• _WHAT YOU WILL DO_
Only the lines that contain the string "sample" belong in the answer; pull them from the records.

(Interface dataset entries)

--- START ---

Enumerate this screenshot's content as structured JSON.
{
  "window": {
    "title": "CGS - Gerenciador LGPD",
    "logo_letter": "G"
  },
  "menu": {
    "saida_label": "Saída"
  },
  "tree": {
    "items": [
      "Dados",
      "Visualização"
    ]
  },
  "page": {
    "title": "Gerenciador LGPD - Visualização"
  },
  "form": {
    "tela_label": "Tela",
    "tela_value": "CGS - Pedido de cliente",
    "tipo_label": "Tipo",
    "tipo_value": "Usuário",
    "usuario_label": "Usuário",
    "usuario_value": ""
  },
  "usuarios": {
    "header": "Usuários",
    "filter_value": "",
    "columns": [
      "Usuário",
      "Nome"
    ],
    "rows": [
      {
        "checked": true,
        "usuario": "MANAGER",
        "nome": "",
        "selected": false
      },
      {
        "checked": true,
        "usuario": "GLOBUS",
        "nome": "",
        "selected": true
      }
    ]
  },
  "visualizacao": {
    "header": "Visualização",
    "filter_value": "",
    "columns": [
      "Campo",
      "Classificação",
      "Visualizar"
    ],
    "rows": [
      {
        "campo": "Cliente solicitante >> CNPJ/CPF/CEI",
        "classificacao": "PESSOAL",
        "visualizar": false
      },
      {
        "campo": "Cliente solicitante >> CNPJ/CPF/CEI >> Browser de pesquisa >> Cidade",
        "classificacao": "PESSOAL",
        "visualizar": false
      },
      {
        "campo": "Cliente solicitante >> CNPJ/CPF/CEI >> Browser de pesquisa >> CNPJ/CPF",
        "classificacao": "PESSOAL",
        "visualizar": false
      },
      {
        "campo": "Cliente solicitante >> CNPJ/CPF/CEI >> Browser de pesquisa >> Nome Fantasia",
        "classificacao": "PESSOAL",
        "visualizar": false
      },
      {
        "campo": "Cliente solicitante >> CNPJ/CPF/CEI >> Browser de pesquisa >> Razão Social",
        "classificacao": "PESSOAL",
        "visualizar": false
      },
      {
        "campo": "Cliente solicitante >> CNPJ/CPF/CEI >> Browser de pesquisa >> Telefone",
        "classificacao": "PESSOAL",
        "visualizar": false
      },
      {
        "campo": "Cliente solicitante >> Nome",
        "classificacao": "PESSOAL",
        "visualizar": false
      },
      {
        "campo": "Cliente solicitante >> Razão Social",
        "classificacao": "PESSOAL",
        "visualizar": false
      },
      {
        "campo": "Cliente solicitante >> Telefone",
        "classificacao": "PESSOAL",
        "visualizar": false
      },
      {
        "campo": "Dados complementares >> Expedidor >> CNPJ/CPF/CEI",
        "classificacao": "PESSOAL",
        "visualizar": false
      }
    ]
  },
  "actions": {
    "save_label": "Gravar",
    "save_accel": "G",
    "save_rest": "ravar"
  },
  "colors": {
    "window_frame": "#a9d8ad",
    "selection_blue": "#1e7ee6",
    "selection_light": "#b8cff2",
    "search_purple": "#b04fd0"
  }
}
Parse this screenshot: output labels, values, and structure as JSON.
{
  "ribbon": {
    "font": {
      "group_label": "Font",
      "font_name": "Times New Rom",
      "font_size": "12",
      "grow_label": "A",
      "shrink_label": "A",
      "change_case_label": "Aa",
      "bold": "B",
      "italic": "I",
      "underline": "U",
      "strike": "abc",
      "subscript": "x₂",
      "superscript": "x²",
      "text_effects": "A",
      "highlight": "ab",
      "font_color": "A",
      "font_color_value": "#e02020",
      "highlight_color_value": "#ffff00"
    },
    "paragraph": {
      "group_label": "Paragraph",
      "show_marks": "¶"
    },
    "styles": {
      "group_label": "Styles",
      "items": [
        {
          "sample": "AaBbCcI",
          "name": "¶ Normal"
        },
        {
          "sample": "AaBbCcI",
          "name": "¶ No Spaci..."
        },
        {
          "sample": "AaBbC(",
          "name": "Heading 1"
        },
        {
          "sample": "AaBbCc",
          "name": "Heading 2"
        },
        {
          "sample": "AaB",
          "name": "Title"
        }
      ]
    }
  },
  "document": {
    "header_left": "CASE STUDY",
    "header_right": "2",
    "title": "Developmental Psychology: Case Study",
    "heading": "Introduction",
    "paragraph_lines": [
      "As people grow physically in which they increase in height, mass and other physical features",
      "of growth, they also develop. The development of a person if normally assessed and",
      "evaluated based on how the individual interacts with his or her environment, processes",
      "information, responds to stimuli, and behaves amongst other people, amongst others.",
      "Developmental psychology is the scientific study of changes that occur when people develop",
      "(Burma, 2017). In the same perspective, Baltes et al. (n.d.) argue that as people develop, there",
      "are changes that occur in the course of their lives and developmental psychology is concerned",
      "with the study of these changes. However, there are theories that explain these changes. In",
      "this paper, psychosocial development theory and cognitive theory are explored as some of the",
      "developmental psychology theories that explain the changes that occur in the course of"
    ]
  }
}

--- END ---

• _RESULT_
          "sample": "AaBbCcI",
          "sample": "AaBbCcI",
          "sample": "AaBbC(",
          "sample": "AaBbCc",
          "sample": "AaB",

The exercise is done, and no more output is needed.